• Required work
For the string "field", find every matching line in the records and copy it.

• Items from a data source
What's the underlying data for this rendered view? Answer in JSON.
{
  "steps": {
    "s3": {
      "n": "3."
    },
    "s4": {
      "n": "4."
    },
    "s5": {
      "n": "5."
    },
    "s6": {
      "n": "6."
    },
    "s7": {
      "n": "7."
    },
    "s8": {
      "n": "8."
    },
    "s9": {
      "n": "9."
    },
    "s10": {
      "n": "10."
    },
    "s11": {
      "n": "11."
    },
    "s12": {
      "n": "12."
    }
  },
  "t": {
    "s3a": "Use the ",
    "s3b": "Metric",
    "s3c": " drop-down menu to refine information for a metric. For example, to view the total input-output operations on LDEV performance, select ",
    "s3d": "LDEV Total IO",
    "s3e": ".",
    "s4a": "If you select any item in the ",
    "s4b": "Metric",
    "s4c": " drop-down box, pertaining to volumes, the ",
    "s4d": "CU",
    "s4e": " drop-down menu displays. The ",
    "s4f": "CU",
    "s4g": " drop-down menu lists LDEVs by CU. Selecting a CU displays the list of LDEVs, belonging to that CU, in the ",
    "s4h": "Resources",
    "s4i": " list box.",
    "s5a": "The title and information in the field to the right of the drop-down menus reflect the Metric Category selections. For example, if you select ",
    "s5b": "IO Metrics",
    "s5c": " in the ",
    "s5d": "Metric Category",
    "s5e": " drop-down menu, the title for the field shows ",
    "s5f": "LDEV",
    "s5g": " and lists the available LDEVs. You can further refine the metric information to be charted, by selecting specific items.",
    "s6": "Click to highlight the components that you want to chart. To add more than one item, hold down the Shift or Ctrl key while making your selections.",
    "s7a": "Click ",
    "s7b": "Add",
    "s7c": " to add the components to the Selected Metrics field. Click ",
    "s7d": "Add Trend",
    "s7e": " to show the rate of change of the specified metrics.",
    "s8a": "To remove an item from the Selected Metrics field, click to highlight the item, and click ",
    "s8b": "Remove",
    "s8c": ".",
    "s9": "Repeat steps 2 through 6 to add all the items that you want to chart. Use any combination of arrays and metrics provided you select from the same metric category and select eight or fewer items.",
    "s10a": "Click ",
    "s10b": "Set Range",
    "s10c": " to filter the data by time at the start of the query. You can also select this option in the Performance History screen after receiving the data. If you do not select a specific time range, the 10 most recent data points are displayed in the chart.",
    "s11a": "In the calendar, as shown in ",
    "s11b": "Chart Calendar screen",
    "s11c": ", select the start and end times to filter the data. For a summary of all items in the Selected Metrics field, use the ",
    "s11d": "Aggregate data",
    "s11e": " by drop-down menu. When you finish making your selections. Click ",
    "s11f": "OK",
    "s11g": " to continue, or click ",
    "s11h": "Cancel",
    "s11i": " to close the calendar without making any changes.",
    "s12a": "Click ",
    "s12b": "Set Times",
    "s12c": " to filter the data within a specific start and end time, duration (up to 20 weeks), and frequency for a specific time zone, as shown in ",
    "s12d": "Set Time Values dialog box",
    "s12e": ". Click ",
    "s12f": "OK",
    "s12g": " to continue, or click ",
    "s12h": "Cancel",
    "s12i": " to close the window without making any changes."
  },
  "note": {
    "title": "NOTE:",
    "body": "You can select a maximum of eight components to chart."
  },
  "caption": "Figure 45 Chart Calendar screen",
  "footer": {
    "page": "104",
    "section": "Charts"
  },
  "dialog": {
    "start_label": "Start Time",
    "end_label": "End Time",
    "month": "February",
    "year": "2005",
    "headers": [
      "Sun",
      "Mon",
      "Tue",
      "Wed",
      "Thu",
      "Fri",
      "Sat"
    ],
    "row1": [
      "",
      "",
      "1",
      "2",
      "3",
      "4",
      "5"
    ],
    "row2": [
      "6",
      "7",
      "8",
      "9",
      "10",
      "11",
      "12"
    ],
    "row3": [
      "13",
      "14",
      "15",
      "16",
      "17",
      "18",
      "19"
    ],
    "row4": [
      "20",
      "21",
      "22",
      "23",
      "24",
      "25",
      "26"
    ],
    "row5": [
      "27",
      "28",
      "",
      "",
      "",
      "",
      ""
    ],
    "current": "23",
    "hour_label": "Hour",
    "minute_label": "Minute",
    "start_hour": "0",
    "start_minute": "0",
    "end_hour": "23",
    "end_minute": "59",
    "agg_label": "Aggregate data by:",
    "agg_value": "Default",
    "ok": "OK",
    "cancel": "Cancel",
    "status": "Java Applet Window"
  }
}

• Solution to this task
    "s5a": "The title and information in the field to the right of the drop-down menus reflect the Metric Category selections. For example, if you select ",
    "s5e": " drop-down menu, the title for the field shows ",
    "s7c": " to add the components to the Selected Metrics field. Click ",
    "s8a": "To remove an item from the Selected Metrics field, click to highlight the item, and click ",
    "s11c": ", select the start and end times to filter the data. For a summary of all items in the Selected Metrics field, use the ",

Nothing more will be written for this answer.